Understanding that meaningful economic change was impossible under the current regime, Gorbachev sought to modify the Soviet state and its stranglehold over the economy.
At the 27th Congress of the Communist Party in February-March 1986, the new Soviet leader floated the need for called for significant decentralisation of Soviet economic policy and production.
were the names of significant reforms introduced by Soviet leader Mikhail Gorbachev in the mid to late 1980s.
These reforms followed a dismal decade in the Soviet Union, due to economic stagnation, falling production, significant shortages and a marked decline in living standards.
In early 1987, Gorbachev gave a fuller account of his ideas in a book titled .
He affirmed his commitment to communism but emphasised the need for greater trust in the people.
The main difference was that Soviet firms were controlled by workers’ collectives rather than private owners.
These changes did little to improve the ailing Soviet economy so Gorbachev became even more ambitious.
The Soviet Union needed “a decisive turn in transferring the national economy to the tracks of intensive development”, Gorbachev told listeners.

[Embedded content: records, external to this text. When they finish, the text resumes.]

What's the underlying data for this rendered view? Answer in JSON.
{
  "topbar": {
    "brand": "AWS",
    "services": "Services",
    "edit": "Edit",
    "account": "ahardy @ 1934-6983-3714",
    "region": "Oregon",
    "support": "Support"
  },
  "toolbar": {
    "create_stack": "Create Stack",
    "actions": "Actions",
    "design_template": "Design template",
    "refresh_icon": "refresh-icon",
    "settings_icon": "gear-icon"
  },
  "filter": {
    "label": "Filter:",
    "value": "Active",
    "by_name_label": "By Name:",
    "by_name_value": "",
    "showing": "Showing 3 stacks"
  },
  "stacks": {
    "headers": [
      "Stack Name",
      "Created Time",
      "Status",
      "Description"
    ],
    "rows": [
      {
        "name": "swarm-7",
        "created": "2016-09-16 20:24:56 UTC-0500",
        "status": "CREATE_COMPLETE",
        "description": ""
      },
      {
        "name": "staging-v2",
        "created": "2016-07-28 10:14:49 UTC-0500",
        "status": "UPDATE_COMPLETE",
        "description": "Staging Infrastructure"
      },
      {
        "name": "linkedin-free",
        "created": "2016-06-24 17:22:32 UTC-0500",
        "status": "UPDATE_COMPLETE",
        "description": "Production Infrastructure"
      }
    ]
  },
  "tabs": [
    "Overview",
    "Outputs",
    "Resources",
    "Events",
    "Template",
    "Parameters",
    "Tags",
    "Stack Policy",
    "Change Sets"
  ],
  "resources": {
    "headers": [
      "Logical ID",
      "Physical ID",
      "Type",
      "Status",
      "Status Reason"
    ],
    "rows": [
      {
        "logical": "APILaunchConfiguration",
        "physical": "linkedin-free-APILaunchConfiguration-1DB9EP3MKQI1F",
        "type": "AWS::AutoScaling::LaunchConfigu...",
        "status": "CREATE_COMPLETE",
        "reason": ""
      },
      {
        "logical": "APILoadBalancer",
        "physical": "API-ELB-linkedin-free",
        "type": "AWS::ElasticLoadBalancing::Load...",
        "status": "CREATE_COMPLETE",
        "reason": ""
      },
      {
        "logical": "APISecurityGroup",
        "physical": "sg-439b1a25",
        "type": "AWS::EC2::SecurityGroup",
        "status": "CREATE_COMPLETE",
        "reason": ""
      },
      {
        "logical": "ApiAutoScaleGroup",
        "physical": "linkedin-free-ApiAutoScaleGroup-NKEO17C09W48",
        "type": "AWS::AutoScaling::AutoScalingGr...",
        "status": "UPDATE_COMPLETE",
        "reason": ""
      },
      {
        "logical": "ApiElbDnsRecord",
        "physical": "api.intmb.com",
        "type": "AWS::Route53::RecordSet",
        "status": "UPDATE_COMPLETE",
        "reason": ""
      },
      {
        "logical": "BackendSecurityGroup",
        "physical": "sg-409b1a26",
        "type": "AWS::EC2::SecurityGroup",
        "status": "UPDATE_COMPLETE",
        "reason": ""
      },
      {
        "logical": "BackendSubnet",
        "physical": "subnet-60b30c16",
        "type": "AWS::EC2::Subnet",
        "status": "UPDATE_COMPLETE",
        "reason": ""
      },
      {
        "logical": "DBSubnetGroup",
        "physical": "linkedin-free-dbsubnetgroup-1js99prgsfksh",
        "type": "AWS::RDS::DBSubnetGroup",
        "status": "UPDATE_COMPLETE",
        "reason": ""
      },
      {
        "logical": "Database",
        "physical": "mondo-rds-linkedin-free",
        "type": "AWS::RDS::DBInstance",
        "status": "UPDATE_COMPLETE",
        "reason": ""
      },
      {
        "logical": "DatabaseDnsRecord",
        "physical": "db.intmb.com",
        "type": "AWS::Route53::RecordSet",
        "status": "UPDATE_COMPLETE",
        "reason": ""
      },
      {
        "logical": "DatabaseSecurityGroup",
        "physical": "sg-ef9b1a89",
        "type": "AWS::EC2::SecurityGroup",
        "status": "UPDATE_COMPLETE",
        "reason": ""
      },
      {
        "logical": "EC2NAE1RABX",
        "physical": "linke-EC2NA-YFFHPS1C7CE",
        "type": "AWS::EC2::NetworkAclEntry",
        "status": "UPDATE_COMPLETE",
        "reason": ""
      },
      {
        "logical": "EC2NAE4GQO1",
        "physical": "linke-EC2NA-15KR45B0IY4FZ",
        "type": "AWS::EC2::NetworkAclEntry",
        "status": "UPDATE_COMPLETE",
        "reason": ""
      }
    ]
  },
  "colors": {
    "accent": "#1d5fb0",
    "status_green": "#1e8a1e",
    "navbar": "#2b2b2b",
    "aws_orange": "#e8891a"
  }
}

He also stressed the need for better living conditions for Soviet workers, calling for a “qualitative improvement of the material conditions of his life and work, of his spiritual makeup”.